Agile Coach (Advanced): Mindsets Overview

We have been heavily involved with the Agile community since before the term Agile was coined. We have been doing Agile for over a decade. During this time, we have seen many different ways of thinking about what Agile is. One way is to think that there is only one kind of Agile and that there is a large collection of methods to choose from as you feel appropriate. Another way is to realize that there are many different mindsets in the Agile community and that these mindsets are what give rise to the different methods.

What is a mindset? Wikipedia says a mindset is “a set of assumptions, methods or notations held by one or more people or groups of people which is so established that it creates a powerful incentive within these people or groups to continue to adopt or accept prior behaviors, choices, or tools. This phenomenon of cognitive bias is also sometimes described as mental inertia, ‘groupthink’, or a ‘paradigm’, and it is often difficult to counteract its effects upon analysis and decision making processes.”

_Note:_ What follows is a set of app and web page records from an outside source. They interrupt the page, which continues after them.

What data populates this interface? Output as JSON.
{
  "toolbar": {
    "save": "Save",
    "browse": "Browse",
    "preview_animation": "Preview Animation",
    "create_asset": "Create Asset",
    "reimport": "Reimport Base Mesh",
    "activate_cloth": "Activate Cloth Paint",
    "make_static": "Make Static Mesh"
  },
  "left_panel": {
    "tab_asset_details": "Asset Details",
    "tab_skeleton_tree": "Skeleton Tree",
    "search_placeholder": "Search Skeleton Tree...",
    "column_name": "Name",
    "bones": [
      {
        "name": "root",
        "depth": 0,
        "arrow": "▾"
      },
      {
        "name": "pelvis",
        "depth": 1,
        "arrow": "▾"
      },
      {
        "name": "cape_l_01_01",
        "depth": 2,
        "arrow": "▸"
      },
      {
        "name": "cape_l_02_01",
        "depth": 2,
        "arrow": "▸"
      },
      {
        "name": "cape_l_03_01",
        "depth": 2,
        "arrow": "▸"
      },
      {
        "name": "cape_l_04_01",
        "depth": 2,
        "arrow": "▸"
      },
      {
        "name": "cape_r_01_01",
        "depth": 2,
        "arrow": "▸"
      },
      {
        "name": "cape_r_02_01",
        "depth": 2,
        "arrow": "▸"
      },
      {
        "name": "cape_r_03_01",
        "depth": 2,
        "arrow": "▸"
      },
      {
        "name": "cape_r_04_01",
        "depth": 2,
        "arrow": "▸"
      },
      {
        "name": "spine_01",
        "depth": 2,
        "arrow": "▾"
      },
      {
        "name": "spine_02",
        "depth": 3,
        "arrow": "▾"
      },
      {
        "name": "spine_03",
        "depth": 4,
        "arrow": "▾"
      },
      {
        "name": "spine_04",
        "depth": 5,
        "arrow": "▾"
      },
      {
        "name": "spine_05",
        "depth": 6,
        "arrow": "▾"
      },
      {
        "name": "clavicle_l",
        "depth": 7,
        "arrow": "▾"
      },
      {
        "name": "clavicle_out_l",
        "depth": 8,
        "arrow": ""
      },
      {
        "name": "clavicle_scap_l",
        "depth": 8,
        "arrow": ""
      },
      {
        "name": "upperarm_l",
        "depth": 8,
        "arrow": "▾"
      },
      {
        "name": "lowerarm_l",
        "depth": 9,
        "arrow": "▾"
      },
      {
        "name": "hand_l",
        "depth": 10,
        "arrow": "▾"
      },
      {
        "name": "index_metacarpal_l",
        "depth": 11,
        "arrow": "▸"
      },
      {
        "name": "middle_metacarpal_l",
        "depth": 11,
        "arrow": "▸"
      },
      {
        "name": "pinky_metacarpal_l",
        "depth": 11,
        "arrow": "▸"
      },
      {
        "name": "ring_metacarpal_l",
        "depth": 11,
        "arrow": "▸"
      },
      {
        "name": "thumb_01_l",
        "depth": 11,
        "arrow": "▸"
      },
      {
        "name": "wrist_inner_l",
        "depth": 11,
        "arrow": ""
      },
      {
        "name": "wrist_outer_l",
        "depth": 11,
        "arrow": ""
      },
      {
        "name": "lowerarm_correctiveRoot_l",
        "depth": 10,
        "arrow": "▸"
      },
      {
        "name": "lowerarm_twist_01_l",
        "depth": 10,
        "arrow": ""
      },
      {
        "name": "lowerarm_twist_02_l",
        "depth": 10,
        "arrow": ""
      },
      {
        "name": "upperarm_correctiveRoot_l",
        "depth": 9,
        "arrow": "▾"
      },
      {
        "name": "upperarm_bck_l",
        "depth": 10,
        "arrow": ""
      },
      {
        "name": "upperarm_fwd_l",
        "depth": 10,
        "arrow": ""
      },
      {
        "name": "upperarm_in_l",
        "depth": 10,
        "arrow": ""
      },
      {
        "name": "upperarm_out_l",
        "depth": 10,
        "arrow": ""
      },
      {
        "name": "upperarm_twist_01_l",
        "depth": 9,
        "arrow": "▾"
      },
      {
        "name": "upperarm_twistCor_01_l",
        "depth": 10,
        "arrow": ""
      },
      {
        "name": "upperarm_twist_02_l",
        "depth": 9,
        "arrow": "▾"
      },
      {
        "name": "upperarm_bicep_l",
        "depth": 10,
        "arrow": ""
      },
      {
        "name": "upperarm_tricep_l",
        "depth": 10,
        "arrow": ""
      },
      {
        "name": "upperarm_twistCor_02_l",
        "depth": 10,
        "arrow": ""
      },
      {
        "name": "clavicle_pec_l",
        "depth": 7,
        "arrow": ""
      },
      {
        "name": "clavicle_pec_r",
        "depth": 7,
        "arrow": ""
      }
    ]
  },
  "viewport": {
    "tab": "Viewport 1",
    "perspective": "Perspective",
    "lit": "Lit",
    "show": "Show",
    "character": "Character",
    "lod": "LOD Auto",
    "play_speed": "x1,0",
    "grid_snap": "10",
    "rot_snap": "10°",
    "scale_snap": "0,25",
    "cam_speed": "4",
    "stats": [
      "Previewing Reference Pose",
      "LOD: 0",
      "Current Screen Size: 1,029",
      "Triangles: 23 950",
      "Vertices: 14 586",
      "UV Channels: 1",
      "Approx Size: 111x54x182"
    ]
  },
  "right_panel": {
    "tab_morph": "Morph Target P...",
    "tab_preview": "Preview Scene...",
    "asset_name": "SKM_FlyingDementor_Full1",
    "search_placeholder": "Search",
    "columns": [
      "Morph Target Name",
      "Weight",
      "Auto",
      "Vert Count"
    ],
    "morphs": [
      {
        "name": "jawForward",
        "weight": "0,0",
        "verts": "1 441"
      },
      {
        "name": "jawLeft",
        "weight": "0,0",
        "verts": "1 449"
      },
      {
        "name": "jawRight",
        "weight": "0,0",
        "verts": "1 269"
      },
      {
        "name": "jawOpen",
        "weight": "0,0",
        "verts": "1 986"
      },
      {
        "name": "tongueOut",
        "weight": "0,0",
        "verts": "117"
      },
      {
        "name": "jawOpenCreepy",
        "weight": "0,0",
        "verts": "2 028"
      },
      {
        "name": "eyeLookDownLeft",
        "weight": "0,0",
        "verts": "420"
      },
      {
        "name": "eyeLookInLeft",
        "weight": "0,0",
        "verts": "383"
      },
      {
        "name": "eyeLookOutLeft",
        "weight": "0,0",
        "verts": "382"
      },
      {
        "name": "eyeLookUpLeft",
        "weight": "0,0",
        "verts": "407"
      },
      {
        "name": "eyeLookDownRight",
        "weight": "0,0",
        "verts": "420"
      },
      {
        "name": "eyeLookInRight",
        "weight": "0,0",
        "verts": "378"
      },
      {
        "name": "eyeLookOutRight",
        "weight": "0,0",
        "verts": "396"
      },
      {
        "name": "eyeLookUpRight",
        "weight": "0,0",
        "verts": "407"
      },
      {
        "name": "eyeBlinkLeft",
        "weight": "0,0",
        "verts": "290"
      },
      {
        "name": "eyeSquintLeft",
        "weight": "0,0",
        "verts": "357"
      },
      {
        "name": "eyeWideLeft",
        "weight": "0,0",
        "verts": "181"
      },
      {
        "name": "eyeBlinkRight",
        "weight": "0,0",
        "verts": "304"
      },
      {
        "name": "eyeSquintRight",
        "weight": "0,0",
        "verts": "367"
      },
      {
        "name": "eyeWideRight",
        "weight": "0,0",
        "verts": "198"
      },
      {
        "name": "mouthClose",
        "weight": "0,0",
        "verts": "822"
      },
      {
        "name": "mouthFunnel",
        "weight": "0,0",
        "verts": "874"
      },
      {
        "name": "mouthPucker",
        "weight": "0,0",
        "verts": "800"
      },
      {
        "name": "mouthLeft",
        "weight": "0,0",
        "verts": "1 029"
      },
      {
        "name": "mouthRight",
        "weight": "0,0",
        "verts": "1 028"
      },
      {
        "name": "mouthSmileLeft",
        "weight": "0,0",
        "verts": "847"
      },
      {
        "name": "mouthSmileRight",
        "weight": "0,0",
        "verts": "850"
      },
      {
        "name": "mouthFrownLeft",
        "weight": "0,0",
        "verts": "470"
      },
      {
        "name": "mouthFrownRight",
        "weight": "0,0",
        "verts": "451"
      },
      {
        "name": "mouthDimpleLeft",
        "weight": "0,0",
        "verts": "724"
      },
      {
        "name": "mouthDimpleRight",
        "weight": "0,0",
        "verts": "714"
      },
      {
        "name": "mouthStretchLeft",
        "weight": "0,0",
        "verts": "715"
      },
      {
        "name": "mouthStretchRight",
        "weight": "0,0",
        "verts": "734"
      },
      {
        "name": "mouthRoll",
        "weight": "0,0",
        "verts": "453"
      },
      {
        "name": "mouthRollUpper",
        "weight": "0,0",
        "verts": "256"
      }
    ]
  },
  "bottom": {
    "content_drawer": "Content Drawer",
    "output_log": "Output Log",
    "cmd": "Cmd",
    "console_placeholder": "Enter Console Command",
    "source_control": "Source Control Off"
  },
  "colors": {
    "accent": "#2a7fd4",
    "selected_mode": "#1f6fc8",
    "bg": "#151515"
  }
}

Speaking of paradigms, Wikipedia notes, “the historian of science Thomas Kuhn gave paradigm its contemporary meaning when he adopted the word to refer to the set of practices that define a scientific discipline at any particular period of time. Kuhn himself came to prefer the terms exemplar and normal science, which have more precise philosophical meanings. However in his book The Structure of Scientific Revolutions Kuhn defines a scientific paradigm as:

  • what is to be observed and scrutinized
  • the kind of questions that are supposed to be asked and probed for answers in relation to this subject
  • how these questions are to be structured
  • how the results of scientific investigations should be interpreted”

Think about these definitions for a moment. These are what focus our perceptions and our thoughts, what filter what we see and think. And, unfortunately, we rarely question them. We assume what we see and think is just the way things are. And that is limiting. Not bad, necessarily: we have to use them or we would be overwhelmed with information. But certainly limiting.

But the scientific tradition requires us to question our mindsets and paradigms. We must reflect on them from time to time to ensure that the one we work out of is helping us, not hindering us. Mindsets must be used and continuously challenged.

That is how new and useful paradigms come to be.